By Ann Colley
As the scientific, philanthropic, and business communities gather in New York City this week for Climate Week 2023, we will be focusing our attention on organizations and initiatives that are considering climate change through the lens of biodiversity.
Philanthropic and private-sector investments in conserving biodiverse ecosystems are critical to maintaining ecological balance, protecting endangered species, and promoting the health of land, water, and forests. In turn, these healthy landscapes conserve water, improve soil health, moderate temperature, protect from extreme weather events, and sequester significant amounts of carbon to help reduce climate change and promote resilience.
The Moore Charitable Foundation has the privilege of collaborating with many of the best and brightest in conservation. Through a local philanthropy strategy, we support scientists and environmental advocates who see first-hand the threats to their regional ecosystems and who identify the opportunities to address those threats. For #ClimateWeek2023, I wanted to highlight a few of our biodiversity and conservation champions who continue to make great strides:
- The Leatherback Project, led by the indomitable Callie Veelenturf, conserving endangered sea turtles through satellite tagging, research, and education and is creating a wildlife refuge around Panama’s Saboga Island — a biodiversity hotspot. Callie is a leader in the “Rights of Nature” movement; in 2020 she proposed a law that was enacted in 2022 when the president of Panama signed legal protections to nature. This week, she brings her advocacy to New York. Read more on Callie here.

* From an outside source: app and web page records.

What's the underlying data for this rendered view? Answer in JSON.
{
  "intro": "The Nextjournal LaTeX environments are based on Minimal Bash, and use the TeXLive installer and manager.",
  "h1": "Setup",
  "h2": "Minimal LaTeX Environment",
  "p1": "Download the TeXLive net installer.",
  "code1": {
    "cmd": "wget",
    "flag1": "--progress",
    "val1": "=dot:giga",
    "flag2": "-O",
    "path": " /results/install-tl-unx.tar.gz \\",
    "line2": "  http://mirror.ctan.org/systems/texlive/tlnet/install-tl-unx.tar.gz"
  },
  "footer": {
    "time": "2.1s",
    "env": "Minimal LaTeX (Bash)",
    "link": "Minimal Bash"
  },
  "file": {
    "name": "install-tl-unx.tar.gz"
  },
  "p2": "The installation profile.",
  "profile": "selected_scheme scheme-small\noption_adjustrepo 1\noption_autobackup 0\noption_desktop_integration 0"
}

- Oceans 5, an international funders collaborative, works to protect some of the most biodiverse ecosystems — our oceans — by supporting efforts to stop overfishing, establish marine protected areas (MPAs), and constrain offshore oil and gas development — three of the highest priorities identified by marine scientists around the world.
- The Shark Conservation Fund is restoring ocean health through sweeping shark and ray conservation. Its visionary Shark Biodiversity Initiative (SBI) is an effort enhance conservation impact through the establishment and enforcement of MPAs designed to benefit sharks and rays.
- The Smithsonian Tropical Research Institute (STRI)’s support for the 2023 Our Oceans Conference, hosted by the Republic of Panama, was instrumental in the country’s commitment to expand the Banco Volcán Managed Resources Area in the Panamanian Caribbean to 36,058 square miles, protecting 54% of its waters based on STRI-led science. This action will safeguard unique resources, buffer climate change, and support indigenous communities.
Maintaining the health of our diverse ecosystems is an effective, natural solution to capturing carbon, improving climate, supporting communities, and protecting our environment for generations to come.